  • ¼ cup chopped pistachios
  • ¼ cup chopped dried dates
  • For Hamantaschen dough:
  • 2 cups AP flour
  • 2 tablespoons semolina
  • ½ cup powdered sugar
  • 1 teaspoon cardamom powder
  • ¼ teaspoon baking powder
  • ¼ teaspoon salt
  • 1 egg
  • ½ cup ghee/clarified butter
  1. Rinse the lentils well with water. Soak them for an hour and strain.
  2. Pressure cook your lentils in water for 5 – 7 minutes. If you don’t have a pressure cooker, add your soaked lentils to a pot and cover with water. Bring to a boil then reduce to a gentle boil, partly cover, and cook for 45 minutes. Once your lentils have become very soft, strain the remaining liquid.
  3. In a bowl sift together the AP flour, semolina, powdered sugar, cardamom powder, baking powder, and salt.
  4. Combine the egg and ghee together. Add it to the dry mixture and combine until the dough forms. At first the dough will be crumbly but the warmth of your hands will help to melt the ghee and create a dough.
  5. Refrigerate your dough for 30 minutes. In the meantime, continue to prepare the filling. 6. In a pan on low heat, add ghee, nutmeg, and cardamom powder. Fry for a few seconds to release aromas.
  6. Add cooked lentils and jaggery (or dark brown sugar/maple syrup). Stir occasionally on a low to medium heat until the mixture becomes dry. Turn off heat once the lentil mixture is dry and thick.
  7. Let it cool and mash with a potato masher. Keep aside.
  8. Preheat oven to 350 degrees. Remove dough from the fridge and divide into 2 sections. Place the dough between two pieces of parchment paper and roll out to about ¼ inch thick. Using a 3 inch cookie cutter, cut into circles. Continue this process by balling up the scraps and rolling them out again. Repeat with the 2nd section of dough.
  9. Fill each circle with 1 tablespoon of sweetened puran filling. Fold over and pinch the corners to form a triangle.
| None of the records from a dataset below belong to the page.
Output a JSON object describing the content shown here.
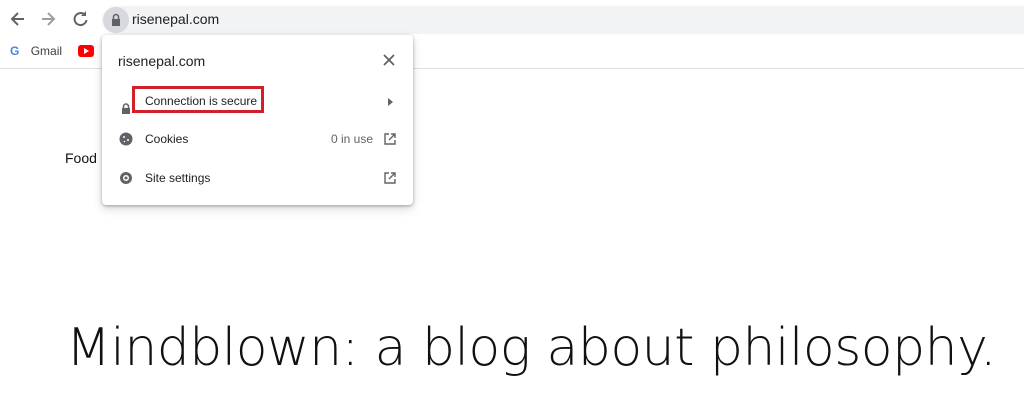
{
  "toolbar": {
    "back_icon": "arrow-left-icon",
    "forward_icon": "arrow-right-icon",
    "reload_icon": "reload-icon",
    "url": "risenepal.com"
  },
  "bookmarks": [
    {
      "label": "Gmail",
      "icon": "google-icon"
    },
    {
      "label": "",
      "icon": "youtube-icon"
    }
  ],
  "page": {
    "food_text": "Food",
    "headline": "Mindblown: a blog about philosophy."
  },
  "site_info_popup": {
    "title": "risenepal.com",
    "rows": [
      {
        "label": "Connection is secure",
        "icon": "lock-icon",
        "action_icon": "chevron-right-icon",
        "highlighted": true
      },
      {
        "label": "Cookies",
        "icon": "cookie-icon",
        "extra": "0 in use",
        "action_icon": "external-link-icon"
      },
      {
        "label": "Site settings",
        "icon": "gear-icon",
        "action_icon": "external-link-icon"
      }
    ]
  },
  "colors": {
    "highlight_border": "#d0202a",
    "omnibox_bg": "#f1f3f4"
  }
}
  10. Bake for 20 minutes or until just starting to brown.
  11. Carefully remove cookies and let cool.